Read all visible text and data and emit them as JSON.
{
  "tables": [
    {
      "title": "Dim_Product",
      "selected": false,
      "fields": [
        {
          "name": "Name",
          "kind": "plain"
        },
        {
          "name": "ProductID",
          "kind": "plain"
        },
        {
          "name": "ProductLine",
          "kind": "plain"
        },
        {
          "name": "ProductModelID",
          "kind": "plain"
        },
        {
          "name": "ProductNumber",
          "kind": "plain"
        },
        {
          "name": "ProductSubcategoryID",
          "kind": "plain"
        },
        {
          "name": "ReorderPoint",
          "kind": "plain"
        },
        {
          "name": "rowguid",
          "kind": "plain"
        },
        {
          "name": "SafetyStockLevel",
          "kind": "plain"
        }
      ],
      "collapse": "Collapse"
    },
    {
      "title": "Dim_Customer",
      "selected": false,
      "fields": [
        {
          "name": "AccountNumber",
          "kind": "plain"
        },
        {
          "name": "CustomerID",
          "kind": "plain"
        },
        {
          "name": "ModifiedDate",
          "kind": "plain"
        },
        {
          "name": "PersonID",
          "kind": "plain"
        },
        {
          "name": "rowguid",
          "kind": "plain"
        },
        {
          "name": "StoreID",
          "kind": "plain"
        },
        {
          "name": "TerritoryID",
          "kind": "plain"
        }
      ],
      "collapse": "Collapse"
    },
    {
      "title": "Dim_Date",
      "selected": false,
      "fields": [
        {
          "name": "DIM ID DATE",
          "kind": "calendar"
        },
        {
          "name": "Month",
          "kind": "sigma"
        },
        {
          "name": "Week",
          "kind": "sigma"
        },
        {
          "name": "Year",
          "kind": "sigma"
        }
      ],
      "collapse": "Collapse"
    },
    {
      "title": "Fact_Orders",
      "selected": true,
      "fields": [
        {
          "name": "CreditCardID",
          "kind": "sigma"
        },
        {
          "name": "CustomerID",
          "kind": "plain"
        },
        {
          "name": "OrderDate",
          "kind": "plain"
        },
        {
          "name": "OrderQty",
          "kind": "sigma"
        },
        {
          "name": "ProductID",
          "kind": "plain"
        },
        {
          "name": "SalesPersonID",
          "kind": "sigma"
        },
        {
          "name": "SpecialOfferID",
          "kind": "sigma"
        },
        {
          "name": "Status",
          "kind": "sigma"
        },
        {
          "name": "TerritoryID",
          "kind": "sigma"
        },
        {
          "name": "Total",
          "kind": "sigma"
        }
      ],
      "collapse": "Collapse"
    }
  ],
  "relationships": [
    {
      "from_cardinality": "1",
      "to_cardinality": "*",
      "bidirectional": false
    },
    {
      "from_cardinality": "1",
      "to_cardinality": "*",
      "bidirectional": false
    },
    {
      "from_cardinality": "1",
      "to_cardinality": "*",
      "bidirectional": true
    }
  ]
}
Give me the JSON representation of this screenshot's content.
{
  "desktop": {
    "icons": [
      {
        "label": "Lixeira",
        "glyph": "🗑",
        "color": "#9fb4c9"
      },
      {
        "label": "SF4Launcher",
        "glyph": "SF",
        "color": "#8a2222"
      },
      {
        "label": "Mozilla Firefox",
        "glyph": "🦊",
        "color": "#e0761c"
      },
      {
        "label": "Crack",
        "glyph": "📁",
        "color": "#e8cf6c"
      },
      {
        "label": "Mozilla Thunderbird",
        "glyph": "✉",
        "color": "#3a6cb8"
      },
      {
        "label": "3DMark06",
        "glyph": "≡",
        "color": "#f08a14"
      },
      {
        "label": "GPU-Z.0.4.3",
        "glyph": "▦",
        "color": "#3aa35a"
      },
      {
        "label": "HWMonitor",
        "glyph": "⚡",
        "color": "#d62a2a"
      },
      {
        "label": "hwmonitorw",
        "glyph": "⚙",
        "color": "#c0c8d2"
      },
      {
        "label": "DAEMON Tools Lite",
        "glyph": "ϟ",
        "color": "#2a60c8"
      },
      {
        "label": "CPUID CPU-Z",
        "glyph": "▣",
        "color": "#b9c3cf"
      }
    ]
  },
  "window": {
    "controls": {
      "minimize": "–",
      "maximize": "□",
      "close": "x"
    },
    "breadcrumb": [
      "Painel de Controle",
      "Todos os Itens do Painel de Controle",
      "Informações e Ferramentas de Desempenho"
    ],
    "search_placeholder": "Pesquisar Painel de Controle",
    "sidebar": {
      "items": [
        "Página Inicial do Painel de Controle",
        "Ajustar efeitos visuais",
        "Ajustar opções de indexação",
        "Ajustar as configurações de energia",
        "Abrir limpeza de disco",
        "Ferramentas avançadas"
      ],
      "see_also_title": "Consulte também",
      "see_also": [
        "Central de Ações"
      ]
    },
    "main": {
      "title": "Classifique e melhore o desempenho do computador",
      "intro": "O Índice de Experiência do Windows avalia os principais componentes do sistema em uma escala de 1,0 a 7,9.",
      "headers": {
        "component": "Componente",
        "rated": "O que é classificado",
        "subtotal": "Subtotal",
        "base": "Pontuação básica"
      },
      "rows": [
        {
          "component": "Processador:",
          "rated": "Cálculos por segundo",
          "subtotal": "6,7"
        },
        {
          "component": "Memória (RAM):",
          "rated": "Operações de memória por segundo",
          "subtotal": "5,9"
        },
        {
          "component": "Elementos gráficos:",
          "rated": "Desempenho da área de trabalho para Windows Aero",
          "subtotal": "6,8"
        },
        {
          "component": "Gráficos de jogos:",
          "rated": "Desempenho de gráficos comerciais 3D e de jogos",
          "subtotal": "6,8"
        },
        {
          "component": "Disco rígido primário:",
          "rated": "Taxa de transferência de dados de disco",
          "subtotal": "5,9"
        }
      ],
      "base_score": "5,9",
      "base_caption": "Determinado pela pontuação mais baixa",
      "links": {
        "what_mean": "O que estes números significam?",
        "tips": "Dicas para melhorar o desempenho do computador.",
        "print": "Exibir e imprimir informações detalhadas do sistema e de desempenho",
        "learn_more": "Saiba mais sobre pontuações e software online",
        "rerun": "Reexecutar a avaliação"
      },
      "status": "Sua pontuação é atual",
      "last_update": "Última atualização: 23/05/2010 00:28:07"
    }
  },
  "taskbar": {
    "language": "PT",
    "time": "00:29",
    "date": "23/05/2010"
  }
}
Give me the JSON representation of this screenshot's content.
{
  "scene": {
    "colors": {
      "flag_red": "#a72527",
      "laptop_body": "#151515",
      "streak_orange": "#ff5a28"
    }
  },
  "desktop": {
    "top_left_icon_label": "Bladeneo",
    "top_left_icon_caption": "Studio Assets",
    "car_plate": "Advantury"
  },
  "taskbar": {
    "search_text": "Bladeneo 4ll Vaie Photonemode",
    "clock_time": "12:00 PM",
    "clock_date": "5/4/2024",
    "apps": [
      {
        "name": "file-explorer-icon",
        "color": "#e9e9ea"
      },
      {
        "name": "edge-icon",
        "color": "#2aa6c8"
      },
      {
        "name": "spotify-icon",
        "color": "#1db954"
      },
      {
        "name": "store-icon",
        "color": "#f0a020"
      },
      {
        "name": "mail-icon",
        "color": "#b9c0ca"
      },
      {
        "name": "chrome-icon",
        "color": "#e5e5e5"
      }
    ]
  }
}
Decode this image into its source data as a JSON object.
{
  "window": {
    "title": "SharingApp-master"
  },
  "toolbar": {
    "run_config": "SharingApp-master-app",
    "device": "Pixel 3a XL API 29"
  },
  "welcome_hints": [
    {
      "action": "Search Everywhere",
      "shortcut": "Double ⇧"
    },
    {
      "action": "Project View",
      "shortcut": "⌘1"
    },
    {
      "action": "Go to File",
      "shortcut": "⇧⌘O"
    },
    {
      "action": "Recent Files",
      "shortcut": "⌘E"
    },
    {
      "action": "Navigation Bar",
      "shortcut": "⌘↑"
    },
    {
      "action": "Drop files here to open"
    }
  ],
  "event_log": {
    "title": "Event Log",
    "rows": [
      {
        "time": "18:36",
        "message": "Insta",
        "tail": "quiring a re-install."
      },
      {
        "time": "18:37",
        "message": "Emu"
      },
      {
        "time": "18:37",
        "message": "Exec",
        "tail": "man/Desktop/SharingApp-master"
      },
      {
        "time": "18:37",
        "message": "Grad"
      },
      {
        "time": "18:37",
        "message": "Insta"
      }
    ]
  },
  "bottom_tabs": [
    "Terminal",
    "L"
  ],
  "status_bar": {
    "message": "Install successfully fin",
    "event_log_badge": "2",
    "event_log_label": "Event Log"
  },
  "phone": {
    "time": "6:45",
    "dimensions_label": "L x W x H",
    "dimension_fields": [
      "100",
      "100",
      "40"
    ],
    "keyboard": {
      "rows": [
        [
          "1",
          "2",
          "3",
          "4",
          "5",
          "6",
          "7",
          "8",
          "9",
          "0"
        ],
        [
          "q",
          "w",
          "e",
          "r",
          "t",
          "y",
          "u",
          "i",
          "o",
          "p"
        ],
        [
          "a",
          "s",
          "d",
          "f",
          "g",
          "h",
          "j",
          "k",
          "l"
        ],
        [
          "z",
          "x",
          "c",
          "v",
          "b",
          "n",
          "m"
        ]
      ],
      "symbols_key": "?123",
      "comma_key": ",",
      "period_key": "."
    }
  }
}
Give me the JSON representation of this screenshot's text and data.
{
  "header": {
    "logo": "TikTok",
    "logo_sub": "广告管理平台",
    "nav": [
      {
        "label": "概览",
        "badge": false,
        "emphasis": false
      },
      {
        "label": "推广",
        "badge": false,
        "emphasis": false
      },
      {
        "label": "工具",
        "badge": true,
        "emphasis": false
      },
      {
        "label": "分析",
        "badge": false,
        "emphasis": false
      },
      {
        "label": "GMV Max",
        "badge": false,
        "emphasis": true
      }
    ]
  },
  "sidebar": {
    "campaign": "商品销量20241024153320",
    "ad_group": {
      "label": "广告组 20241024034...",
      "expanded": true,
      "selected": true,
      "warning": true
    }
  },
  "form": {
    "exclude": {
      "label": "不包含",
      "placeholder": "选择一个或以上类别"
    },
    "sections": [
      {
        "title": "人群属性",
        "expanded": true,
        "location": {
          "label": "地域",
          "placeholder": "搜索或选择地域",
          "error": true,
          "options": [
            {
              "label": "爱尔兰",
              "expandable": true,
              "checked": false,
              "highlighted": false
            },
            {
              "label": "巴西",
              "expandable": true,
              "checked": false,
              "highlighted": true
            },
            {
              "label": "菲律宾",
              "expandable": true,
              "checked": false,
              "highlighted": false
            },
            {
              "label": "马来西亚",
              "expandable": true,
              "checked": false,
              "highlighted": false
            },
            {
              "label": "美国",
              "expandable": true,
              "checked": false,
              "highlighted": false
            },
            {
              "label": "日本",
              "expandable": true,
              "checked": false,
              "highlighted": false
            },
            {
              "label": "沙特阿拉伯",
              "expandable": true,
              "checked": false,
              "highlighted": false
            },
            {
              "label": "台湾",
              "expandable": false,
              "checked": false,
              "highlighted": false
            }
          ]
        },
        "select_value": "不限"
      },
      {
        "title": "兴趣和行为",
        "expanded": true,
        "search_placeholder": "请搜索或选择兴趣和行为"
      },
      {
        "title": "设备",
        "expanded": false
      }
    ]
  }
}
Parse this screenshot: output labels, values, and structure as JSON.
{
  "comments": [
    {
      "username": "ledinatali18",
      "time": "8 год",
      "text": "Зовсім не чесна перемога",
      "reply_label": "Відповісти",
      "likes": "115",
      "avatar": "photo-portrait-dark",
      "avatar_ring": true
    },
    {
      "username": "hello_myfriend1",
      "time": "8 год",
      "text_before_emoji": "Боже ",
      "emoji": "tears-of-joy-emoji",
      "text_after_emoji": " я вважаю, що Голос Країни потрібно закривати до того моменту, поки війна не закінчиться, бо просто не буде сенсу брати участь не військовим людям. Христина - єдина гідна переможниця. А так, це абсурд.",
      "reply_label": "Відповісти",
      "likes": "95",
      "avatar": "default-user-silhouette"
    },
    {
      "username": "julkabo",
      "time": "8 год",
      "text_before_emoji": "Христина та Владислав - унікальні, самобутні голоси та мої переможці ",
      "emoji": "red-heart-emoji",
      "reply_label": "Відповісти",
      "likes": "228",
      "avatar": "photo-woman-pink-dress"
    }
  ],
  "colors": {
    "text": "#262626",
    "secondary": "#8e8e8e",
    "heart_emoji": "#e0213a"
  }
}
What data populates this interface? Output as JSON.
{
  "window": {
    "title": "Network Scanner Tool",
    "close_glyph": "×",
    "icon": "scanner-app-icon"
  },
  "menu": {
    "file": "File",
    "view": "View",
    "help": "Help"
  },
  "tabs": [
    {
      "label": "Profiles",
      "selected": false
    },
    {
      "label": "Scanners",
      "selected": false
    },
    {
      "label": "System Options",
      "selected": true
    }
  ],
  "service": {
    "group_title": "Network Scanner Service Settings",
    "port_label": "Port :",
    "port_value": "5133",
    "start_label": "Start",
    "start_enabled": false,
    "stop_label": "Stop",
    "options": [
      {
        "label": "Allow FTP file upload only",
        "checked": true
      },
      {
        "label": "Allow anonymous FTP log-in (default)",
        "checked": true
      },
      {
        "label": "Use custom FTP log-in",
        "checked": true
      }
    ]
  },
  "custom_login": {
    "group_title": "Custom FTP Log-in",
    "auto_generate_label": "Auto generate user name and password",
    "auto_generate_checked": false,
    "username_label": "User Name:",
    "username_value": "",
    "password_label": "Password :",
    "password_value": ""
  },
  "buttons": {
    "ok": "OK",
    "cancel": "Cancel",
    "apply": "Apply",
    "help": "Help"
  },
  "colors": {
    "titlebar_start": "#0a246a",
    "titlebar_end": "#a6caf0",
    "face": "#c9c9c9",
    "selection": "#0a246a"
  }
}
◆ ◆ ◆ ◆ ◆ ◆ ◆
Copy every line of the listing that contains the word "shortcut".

--- Result ---
      "shortcut": "Double ⇧"
      "shortcut": "⌘1"
      "shortcut": "⇧⌘O"
      "shortcut": "⌘E"
      "shortcut": "⌘↑"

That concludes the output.